(2) It’s small and independent, you should support it!
This is misguided, if admirable, thinking. The rules for conduct and professionalism shouldn’t differ because a business is small, or a magazine is independent. If you would criticise businesses such as Anthropologie, Urban Outfitters, Condé Nast, et al, for some practice or execution, you should hold yourself accountable to the same standards. This applies to advertising, sourcing contributors, promotion and - particularly in the case of this post - editorial quality and integrity.
The main problem we both see with certain blogs and independent publications is precisely a lack of knowledge and professionalism. There have long been editorial standards followed by journalists and publications (and it’s on the basis of a breach of those standards that they are often critiqued). But independent publications make up their own rules of submission, publication, and advertising guidelines. This can be liberating in many ways, helping a publication innovate and ‘stand apart’, but its flip side is often unprofessionalism. We find this particularly true with regard to sourcing quality content, allowing diversity and handling submission processes.
We get the sense that some indie magazines are run like blogging cliques, which undermines their creativity, hard work and loftier ideals. Editing a magazine properly is neither a hobby nor an exercise in nepotism – you either invest a certain level of professionalism into it, or not. It’s also not about running a high school clique of the ‘cool kids’. If indie magazines really want to provide serious counter publications to the mainstream, they must be willing to cultivate a professional attitude towards content acquisition and quality.
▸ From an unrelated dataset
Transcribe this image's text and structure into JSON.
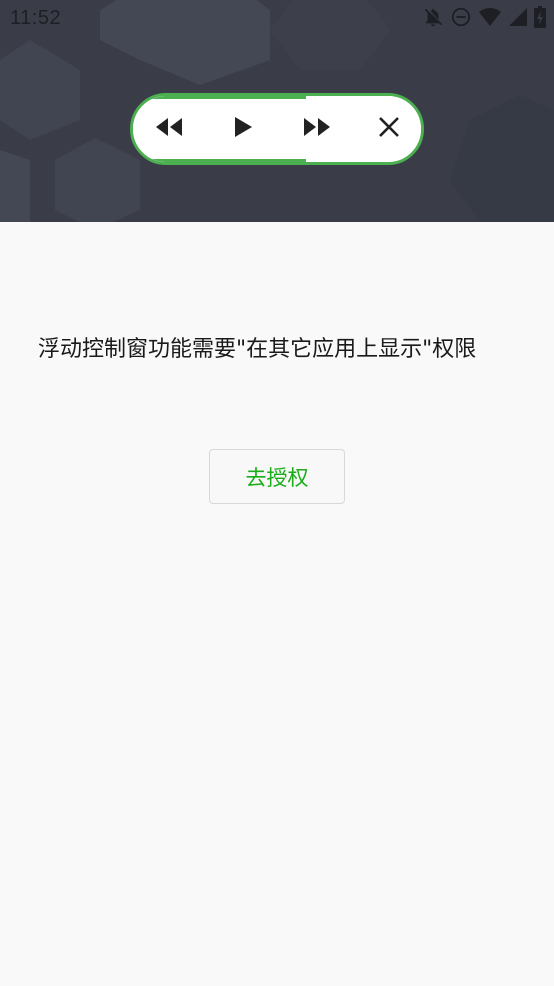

Blogs got going, in no small part, as a result of dissatisfaction with mainstream, traditional media. But now blog and indie publication content often has significantly less editorial integrity, with content often sourced from a limited pool of popular contributors, many of whom have little interest in writing as a profession or an art. Fair enough, some people’s talent lies in photography, illustration, design and style. And both of us admire (and frequently gasp over) their obvious talent. But the writing does count for something too, and it’s disappointing that equal energy is not devoted to it in such publications and that serious writers are turned away and discouraged.
If photographers don’t like their work being devalued and uncredited online, writers don’t like constantly playing second fiddle to visual content. Turning away writers who publish and successfully practice their art in favour of bloggers who confess to not even like writing is insulting. And it makes us feel jaded about the role we can play in both the creation and consumption of this content, much as we might admire and support the underlying philosophy.
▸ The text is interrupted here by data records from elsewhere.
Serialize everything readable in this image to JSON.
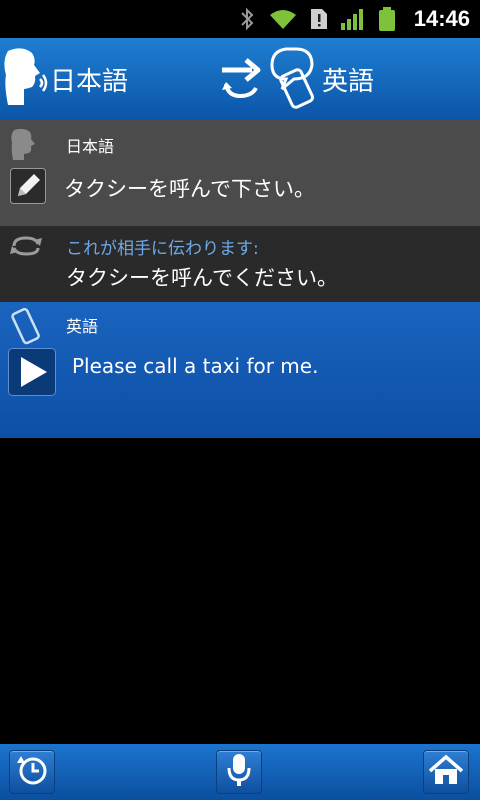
{
  "status_bar": {
    "time": "14:46",
    "icons": [
      "bluetooth-icon",
      "wifi-icon",
      "alert-icon",
      "signal-icon",
      "battery-icon"
    ]
  },
  "header": {
    "source_language": "日本語",
    "target_language": "英語",
    "swap_icon": "swap-arrows-icon"
  },
  "source_panel": {
    "language": "日本語",
    "text": "タクシーを呼んで下さい。",
    "edit_icon": "pencil-icon"
  },
  "back_translation": {
    "label": "これが相手に伝わります:",
    "text": "タクシーを呼んでください。"
  },
  "target_panel": {
    "language": "英語",
    "text": "Please call a taxi for me.",
    "play_icon": "play-icon"
  },
  "bottom_bar": {
    "history_icon": "history-icon",
    "mic_icon": "microphone-icon",
    "home_icon": "home-icon"
  },
  "colors": {
    "header_blue": "#1f7ed2",
    "panel_gray": "#4b4b4b",
    "back_panel": "#2a2a2a",
    "target_blue": "#1a64bf",
    "back_label": "#6ea8e6"
  }
}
Ultimately, we’re raising this topic because we both care passionately about independent creative work and outlets. We’re both struggling because this community we once felt part of feels increasingly like a place with little respect for the craft of writing, and that’s an alienating feeling. And if we’re feeling it, we imagine others are too, both as writers and readers. We want indie magazines and blogs to be taken seriously, and to be the best, because we have faith in them. We care as both writers and readers/consumers. And we hope you care enough to read this post with an open mind.